Even though it’s worthless, the penny won’t go away.
Web2Carz Senior Writer
Published: May 23rd, 2012
ou leave them in the “leave a penny, take a penny” dish whenever you can. If you see one on the street you don’t pick it up because, well, it’s on the ground, and it’s hardly worth it, is it? You’re right, it isn’t. In fact, it’s not even worth a penny. So why do we still hang on to these outdated coins?
“The half penny was eliminated in 1858, when it was worth over ten times what the penny is worth today. The penny is now worth so little that nobody even picks it up off the ground.” — Citizens for Retiring the Penny.
If we didn’t know better, we’d swear it was some kind of conspiracy. But it’s not, it’s just another instance of Big Money’s influence in government. “But wait,” you say, “Pennies? Big Money? Didn’t you just say pennies were worthless?” Yes, we did. Pennies are worthless. In fact, it costs the U.S. government 2.41 cents to produce a penny. The U.S. spends over $100 million a year manufacturing pennies, most of which goes to a single source: the zinc industry.
The copper penny has been made primarily of zinc since 1983. 97 percent zinc, in fact, with only 2.5 percent copper. So with seven billion pennies being produced every year, that’s a pretty sweet contract for zinc producers.
The penny is not without its fans, however. Many charities rely on the collection of pennies and other small change for donations, but the one-cent piece’s largest champion is an organization called Americans for Common Cents (ACC).

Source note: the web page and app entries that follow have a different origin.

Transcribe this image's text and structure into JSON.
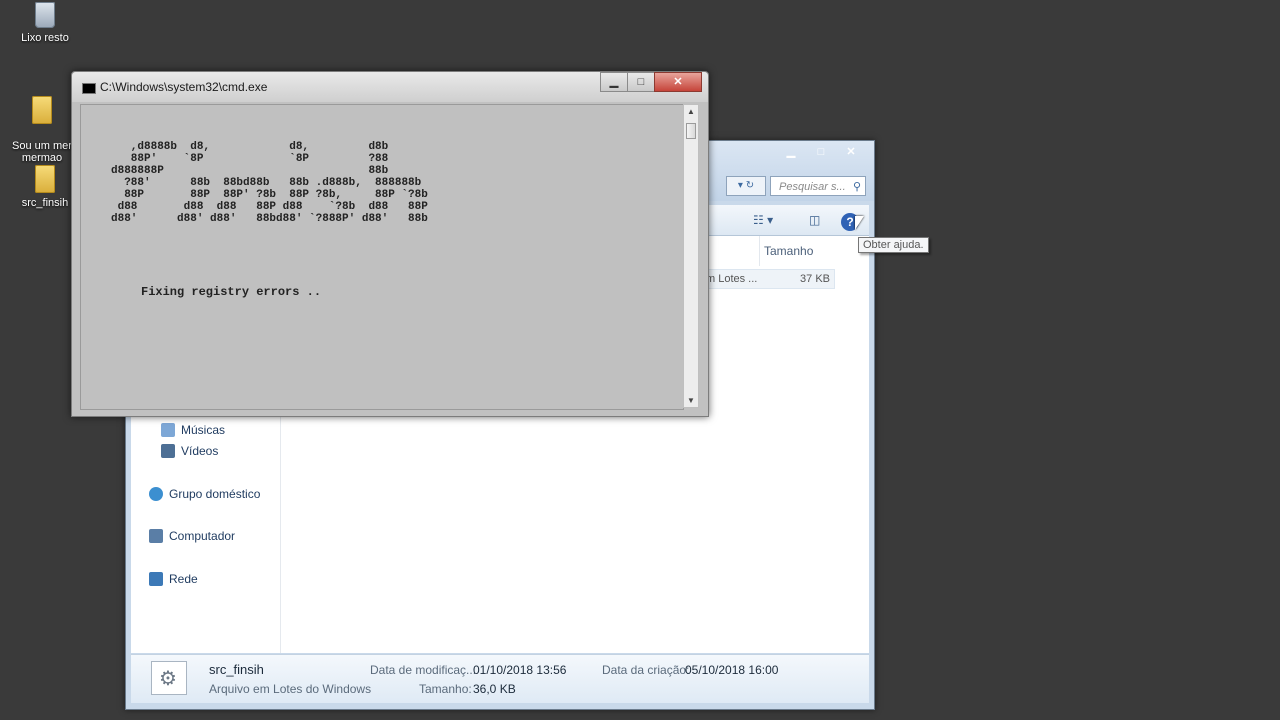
{
  "desktop": {
    "icons": [
      {
        "label": "Lixo resto",
        "icon": "recycle-bin-icon"
      },
      {
        "label": "Sou um mer\nmermao",
        "icon": "folder-icon"
      },
      {
        "label": "src_finsih",
        "icon": "folder-icon"
      }
    ]
  },
  "cmd": {
    "title": "C:\\Windows\\system32\\cmd.exe",
    "ascii_art": "   ,d8888b  d8,            d8,         d8b\n   88P'    `8P             `8P         ?88\nd888888P                               88b\n  ?88'      88b  88bd88b   88b .d888b,  888888b\n  88P       88P  88P' ?8b  88P ?8b,     88P `?8b\n d88       d88  d88   88P d88    `?8b  d88   88P\nd88'      d88' d88'   88bd88' `?888P' d88'   88b",
    "status_line": "Fixing registry errors .."
  },
  "explorer": {
    "search_placeholder": "Pesquisar s...",
    "column_size": "Tamanho",
    "file_row": {
      "name": "m Lotes ...",
      "size": "37 KB"
    },
    "nav": [
      {
        "label": "Músicas",
        "icon": "music-icon"
      },
      {
        "label": "Vídeos",
        "icon": "video-icon"
      },
      {
        "label": "Grupo doméstico",
        "icon": "homegroup-icon"
      },
      {
        "label": "Computador",
        "icon": "computer-icon"
      },
      {
        "label": "Rede",
        "icon": "network-icon"
      }
    ],
    "details": {
      "filename": "src_finsih",
      "filetype": "Arquivo em Lotes do Windows",
      "modified_label": "Data de modificaç...",
      "modified_value": "01/10/2018 13:56",
      "size_label": "Tamanho:",
      "size_value": "36,0 KB",
      "created_label": "Data da criação:",
      "created_value": "05/10/2018 16:00"
    }
  },
  "tooltip": "Obter ajuda.",
  "colors": {
    "desktop_bg": "#3a3a3a",
    "console_bg": "#c0c0c0",
    "close_red": "#c6443a"
  }
}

When Canada announced it was ending production of its penny, the ACC issued a press release saying that two-thirds of Americans oppose eliminating the penny. Several news agencies picked up on this story, but they neglected to mention anything about who the ACC is.
The ACC, unsurprisingly, is run by the main lobbyist for the zinc industry. And the polls that were used to come up with that “two-thirds of Americans” figure are mostly 20 years old, except for the most recent one, which was conducted by Coinstar, the company that makes huge profits by letting you exchange your coins for actual money.

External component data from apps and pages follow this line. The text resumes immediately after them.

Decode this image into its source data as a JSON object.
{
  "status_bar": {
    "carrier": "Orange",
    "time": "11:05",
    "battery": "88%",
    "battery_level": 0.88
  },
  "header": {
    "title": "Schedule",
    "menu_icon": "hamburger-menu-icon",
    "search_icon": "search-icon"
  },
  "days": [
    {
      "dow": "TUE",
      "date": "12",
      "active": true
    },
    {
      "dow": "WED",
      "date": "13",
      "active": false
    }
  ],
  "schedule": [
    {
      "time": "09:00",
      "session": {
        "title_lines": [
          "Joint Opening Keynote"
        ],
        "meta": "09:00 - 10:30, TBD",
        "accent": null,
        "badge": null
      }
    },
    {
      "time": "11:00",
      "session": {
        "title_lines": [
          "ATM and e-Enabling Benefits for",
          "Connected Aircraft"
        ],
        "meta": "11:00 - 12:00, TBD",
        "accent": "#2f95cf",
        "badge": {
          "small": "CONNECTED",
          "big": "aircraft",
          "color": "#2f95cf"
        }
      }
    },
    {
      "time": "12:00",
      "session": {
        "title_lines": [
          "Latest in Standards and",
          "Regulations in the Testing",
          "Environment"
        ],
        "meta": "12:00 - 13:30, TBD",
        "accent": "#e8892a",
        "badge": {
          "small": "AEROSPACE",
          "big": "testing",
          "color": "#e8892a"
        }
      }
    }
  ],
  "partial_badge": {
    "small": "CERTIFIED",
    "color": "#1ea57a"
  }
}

But all is not lost. There are still people calling for an end to the penny. John Green, who heads Citizens for Retiring the Penny has been interviewed by many major media outlets, and even has a Facebook page dedicated to his cause. Even President Obama promised to “seriously consider” the matter of retiring the one-cent coin during his 2008 campaign, although he appears to have decided against it. Or maybe he’s had more important things on his mind.
See John Green's anti-penny YouTube rant below.